“New dynamic model was validated with STS-2 and STS-3 acoustical microphone data. Higher frequency response does not match exactly but this is a small contribution to structural loads. The lower frequency response (<200 hz) is where the loading concerns occur and the model matches very well with flight data.”
One of the central concerns related to the life span of the stinger structure over the amount of times it has endured MEI stresses. Engineers always thought the old models were conservative – with claims the structure was 20 flights over its design life. In the end the structure is actually deemed to be capable of coping with over 1000 missions before it may require replacement.
“Structural concerns were previously with OMS/RCS access door, RCS (Reaction Control System) stinger attach points, and RCS He tank yoke. The lowest margin for stress was the RCS stinger attach. Structural analysis based on the new model indicate 1000+ mission life on the previous critical OMS/RCS components,” added the PRCB overview.
This number will be refined future, following the launch of Atlantis with the additional sensor equipment on board and on the pad. Further overviews based on the PRCB presentations will be forthcoming during the countdown.
“NESC (NASA Engineering and Safety Center) peer review of the model recommended additional factor of safety due to the uncertainty of the model which still provides adequate mission life for the hardware of concern. Structural community agrees with this. New instrumentation on orbiter and TSM will help further validate this model.
“Instrumentation will be added to the LH2 Tail Service Mast (port side of orbiter) as well on the port RCS stinger. Instrumentation will help characterize the acoustic environment which can then be used to asses structural margin on orbiter components. Paperwork closure for the instrumentation will be presented at L-2.”
The amount of work that has been carried out over the past few weeks on this constraint to launch has been nothing short of highly impressive, which led to deserved praise from Space Shuttle Manager (SSP) John Shannon.
“Mr. Shannon expressed his appreciation for the ability of the team to analyze the MEI issue, prepare for any necessary testing, and complete the instrumentation work prior to the vehicle and the pad being instrumented. It has been an amazing effort by the entire team,” added concluding notes on the latest Shuttle Standup/Integration report (L2).
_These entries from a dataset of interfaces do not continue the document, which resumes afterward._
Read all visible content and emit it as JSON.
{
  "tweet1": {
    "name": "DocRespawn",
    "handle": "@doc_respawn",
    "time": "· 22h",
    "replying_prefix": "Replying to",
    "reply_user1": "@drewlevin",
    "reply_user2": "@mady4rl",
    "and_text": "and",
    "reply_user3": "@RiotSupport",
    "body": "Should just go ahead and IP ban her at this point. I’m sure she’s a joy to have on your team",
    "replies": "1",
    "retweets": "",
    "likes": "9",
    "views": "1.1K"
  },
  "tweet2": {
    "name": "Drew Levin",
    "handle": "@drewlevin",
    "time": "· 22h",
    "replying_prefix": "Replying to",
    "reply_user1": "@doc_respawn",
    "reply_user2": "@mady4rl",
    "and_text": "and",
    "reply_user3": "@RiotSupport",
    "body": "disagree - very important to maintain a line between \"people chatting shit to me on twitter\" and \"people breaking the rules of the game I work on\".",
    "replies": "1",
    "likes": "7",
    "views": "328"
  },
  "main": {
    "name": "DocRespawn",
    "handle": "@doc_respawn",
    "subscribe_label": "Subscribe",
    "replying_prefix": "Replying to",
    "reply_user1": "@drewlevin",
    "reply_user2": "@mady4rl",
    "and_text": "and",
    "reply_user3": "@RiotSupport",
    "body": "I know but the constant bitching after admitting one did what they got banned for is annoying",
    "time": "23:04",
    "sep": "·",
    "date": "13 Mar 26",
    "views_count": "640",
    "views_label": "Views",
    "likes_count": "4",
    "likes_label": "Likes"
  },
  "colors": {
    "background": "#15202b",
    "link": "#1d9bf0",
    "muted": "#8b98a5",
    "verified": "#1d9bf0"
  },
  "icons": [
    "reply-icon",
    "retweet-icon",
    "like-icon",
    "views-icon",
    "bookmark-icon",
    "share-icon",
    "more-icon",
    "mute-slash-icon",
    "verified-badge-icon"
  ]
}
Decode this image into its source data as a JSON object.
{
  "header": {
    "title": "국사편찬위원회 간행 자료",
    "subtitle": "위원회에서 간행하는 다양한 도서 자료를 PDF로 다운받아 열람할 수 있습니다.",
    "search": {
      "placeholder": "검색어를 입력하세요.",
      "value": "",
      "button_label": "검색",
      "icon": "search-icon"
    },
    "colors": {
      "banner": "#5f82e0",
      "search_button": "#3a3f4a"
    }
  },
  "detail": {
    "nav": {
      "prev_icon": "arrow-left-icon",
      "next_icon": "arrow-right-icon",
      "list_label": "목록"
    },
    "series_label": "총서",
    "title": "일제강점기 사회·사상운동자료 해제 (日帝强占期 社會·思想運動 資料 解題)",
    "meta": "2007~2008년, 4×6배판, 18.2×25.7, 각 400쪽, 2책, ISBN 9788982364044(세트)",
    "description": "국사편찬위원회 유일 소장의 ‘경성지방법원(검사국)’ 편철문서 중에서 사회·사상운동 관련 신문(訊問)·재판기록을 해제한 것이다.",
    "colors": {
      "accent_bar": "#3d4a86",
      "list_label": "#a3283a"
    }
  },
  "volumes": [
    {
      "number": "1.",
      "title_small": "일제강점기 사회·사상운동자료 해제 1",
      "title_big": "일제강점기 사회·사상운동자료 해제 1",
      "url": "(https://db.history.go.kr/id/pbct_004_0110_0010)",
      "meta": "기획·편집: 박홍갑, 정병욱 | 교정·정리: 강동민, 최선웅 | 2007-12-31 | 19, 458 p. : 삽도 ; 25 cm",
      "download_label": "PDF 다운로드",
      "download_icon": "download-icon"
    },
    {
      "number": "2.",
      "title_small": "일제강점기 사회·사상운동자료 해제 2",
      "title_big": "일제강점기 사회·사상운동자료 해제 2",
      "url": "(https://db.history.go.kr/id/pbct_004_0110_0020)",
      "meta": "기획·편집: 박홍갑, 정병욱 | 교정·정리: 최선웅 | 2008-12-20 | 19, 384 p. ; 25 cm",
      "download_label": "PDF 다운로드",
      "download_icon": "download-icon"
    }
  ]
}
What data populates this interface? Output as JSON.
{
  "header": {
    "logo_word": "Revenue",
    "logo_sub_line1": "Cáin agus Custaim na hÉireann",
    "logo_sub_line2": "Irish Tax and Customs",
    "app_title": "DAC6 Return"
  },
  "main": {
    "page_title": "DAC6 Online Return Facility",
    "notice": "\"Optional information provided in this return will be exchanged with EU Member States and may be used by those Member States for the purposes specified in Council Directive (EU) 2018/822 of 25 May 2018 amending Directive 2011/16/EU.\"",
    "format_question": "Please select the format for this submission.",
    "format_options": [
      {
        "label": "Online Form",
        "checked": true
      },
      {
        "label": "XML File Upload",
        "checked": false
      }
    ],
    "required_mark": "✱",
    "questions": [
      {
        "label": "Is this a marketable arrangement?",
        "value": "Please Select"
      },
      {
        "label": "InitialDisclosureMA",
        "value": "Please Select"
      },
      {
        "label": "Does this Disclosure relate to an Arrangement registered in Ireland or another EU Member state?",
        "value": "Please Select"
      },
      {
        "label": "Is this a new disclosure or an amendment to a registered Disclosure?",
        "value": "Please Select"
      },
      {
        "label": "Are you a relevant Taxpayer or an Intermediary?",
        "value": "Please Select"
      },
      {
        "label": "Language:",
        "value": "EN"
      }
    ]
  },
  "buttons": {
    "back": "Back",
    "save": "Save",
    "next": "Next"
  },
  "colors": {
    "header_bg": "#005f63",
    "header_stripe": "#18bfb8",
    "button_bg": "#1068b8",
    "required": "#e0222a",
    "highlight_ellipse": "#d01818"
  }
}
“The majority of the team has been focused on the MEI issue since the STS-129/ULF3 FRR. Now, it is time to be sure we are ready to fly. Encourage your teams to back up, not focus on only one thing and be sure that everything has been appropriately accomplished and that we are ready for launch on November 16, 2009.”
L2 members: Documentation – from which the above article has quoted snippets – is available in full in the related L2 sections, now over 4000 gbs in size.